I sat in the back on rice bags, the only Westerner on board, as the bus climbed up serpentine roads for five hours from the coast, through green hills covered with banana trees and into the highlands, where the plateaus looked as though they’d been covered with a camel-hair coat. The next day, I rode the remaining fifty-five kilometres to the village of Ban Don on the back of a motorbike.

The people in Ban Don belong to the Ede and Mnong tribes. There are no more than twenty houses in the village and most of the men are elephant handlers, their main work being the domestication of the wild animals that have been relocated in the park – at least the ones deemed tameable. Walking around the village you can hardly help bumping, literally, into elephants that, just months before, had roamed free. I saw Vietnamese tourists climbing up on a work elephant to have their photos taken.

The ranger in charge of the herd of killer elephants was a tall, lean, fierce-looking man who spat when I mentioned the tourists. When I asked him to lead me to the wild elephants, he told me, through the translator, that he thought I was a crazy old guy, but he eventually agreed.

That night, I lay on the floor of a wooden shack on stilts over the backwash of the river, mulling over the ranger’s dig and trying to console myself with the thought that “old” in this country comes around sooner than back home.

Next day the ranger begged off, claiming he had to stay in bed to nurse a cold, so I set out for the jungle alone. Two fishermen took me across the Ea Krong river in a dugout canoe, and then I started walking. My directions were cursory: follow the trail until it narrows and branches off, then keep to the one on the right.

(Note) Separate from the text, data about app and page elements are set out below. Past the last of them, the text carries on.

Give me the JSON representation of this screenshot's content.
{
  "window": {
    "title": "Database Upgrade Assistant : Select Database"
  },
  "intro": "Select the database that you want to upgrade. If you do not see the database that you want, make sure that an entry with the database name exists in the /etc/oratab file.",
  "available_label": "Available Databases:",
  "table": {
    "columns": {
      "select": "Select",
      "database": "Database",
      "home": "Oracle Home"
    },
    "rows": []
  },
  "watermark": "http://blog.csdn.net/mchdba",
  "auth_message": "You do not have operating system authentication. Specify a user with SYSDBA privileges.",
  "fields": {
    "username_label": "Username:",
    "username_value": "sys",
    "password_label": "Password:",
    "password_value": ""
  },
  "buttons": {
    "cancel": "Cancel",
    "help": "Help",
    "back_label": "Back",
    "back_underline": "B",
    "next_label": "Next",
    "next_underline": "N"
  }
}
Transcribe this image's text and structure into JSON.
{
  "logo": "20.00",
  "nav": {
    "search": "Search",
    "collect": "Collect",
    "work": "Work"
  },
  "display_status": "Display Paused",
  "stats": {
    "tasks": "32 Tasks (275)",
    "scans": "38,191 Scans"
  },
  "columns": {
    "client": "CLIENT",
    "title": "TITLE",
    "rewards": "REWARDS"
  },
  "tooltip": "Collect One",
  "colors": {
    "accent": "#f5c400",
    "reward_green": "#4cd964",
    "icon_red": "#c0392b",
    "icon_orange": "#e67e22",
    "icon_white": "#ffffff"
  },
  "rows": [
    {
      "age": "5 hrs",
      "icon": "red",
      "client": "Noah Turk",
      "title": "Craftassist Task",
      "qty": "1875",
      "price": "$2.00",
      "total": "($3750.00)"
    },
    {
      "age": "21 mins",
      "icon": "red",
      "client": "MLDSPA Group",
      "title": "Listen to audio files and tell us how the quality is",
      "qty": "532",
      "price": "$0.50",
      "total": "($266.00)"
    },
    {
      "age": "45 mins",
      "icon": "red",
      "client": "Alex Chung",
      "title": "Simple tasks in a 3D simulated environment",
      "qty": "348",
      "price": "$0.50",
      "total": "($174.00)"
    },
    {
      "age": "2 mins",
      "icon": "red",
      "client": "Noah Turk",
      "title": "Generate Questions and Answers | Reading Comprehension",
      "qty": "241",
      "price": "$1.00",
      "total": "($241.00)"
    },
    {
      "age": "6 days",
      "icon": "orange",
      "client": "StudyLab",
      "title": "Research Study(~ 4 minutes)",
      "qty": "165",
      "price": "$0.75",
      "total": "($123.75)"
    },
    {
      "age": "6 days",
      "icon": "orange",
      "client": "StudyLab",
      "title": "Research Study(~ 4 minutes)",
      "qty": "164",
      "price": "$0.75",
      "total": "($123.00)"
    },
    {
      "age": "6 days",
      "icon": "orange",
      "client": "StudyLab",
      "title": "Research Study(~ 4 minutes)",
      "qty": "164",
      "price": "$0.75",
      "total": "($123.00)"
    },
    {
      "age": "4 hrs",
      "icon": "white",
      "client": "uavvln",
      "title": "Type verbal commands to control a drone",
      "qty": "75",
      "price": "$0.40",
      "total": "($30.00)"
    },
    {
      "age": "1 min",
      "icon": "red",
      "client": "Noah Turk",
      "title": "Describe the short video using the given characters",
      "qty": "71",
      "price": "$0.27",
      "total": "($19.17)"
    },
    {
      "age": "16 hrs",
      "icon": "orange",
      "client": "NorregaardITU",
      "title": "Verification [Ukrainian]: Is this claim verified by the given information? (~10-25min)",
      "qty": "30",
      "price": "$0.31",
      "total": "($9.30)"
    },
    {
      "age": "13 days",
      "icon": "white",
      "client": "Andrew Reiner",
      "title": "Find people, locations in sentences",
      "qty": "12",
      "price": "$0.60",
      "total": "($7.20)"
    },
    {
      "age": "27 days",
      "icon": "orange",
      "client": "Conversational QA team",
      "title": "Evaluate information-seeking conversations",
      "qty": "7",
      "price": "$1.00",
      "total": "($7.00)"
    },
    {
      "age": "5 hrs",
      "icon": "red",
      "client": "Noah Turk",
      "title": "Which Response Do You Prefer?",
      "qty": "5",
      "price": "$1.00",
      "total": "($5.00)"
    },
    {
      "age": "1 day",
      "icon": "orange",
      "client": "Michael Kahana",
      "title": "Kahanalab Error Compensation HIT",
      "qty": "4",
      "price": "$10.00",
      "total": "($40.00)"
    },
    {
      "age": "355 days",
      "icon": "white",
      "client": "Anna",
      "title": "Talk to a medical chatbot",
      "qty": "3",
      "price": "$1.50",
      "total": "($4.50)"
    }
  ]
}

The farther I walked, the denser the jungle became, but despite the presence of wildlife, there was not the humid, insect-laden oppressiveness of the Amazon. The trees were not as tall, the understory not as dense. I could see the sky at all times, blue as a baby’s blanket.

About eight kilometres in I came across a clearing where the ranger had set up a tent and stored his gear. He’d fashioned an enclosure of bamboo stakes plaited with hardwood saplings. Beyond the enclosure, several metres away, stood a young elephant, a male about two-and-a-half metres tall at the head.

A thick iron cuff encompassed one ankle, and a chain linked the cuff to an auger in the ground. Its eyes were slivers of orbs. When I moved to my right, the animal’s left eye moved to follow me. Otherwise, it was motionless, taking me in. I thought of the eyes of the tamed animals back in the village – eyes that were unclear, as if covered by some veil of defeat. I thought of the beasts at the Saigon zoo, swaying their trunks back and forth in despair, back and forth. I stepped back from the enclosure and was turning away when the animal let out a bellow that shook the trees.

After walking another four kilometres, I came to a second clearing and was about to start back when I saw a full-grown elephant about a quarter of a mile away in a patch of second-growth forest that had probably been defoliated by the Americans during the war. I knew this had to be one of the killers, otherwise it wouldn’t be here. I stood still, watching him, remembering what a mahout in the village had told me: We don’t want to share our terrain with that which we fear, with something other than ourselves that can “think” and is dangerous.

I watched the elephant until the picture of him in his wild state, the picture of him the way he is supposed to be, was burned into my brain to stay. Then I went back.

Jim Christy